I also just received Lynda Maynard's book, The Dressmaker's Handbook of Couture Sewing Techniques. I'll talk more about this one in the future, but here's a peek.
On Sunday, I promised you a pic of Michael's sister Sara's Prada pumps, picked up at a NYC consignment store at a great -- albeit still high in my book, but what do I know? -- price on her visit here last weekend. I must say they're lovely and (Sara assures me) practical!
Big news! We now have RCN cable Internet service instead of crummy Verizon DSL. Uploads are practically instantaneous. I called for installation on Monday and Monday evening we were already using it -- how often does that happen in life? Normally I hate dealing with phone/Internet/cable companies, but it felt SO good to cancel my Verizon service, I can't tell you.
Friends, that's it. A few questions:
1) Have you ever sold a vintage sewing machine and later regretted it?
2) Have you ever bought/sold shoes on consignment?
3) Can anyone recommend a good HD video camera (or a still camera that has HD video capability) for less than $500? (Ideally much less) Now that I have cable Internet I'd like to produce some higher quality video but my Canon S90 doesn't do HD.
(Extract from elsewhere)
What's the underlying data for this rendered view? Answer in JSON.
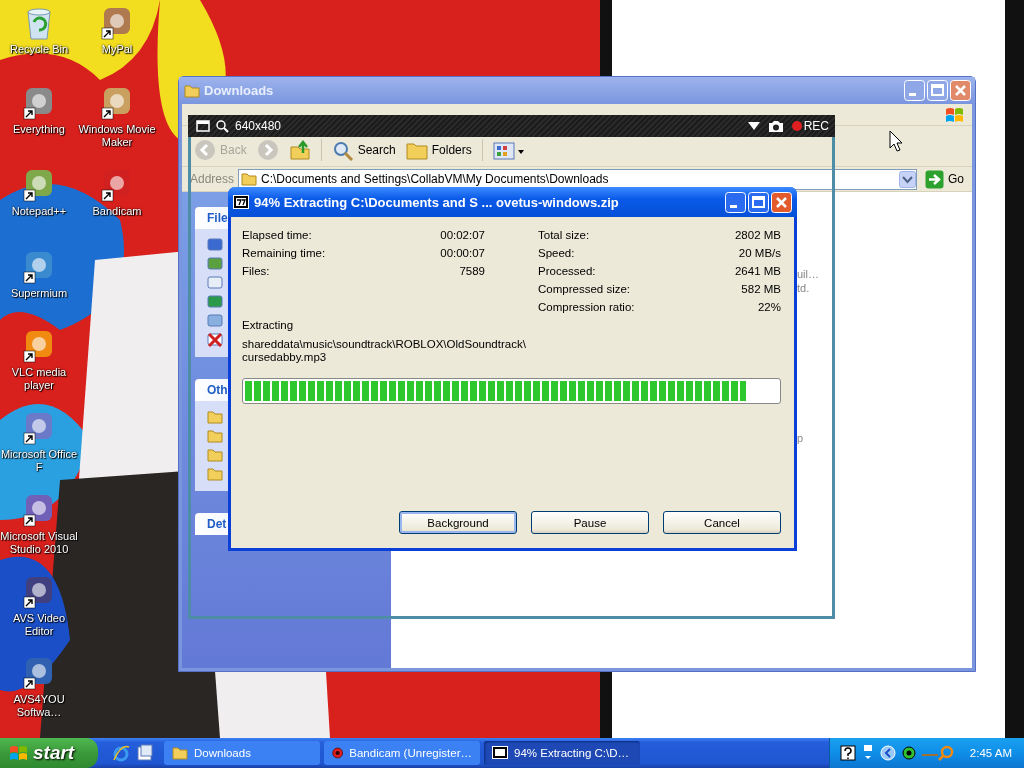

4) Anybody up for a spring potluck/screening (maybe we can throw in another video and make it a double feature. The Singing Nun perhaps?)
I'm a native New Yorker and sewing fanatic! I started sewing in 2009 and today make all my own clothes using vintage patterns and vintage sewing machines. Welcome to the warm and whimsical world of Male Pattern Boldness, where the conversation is sewing, style, fashion, fabric, and more!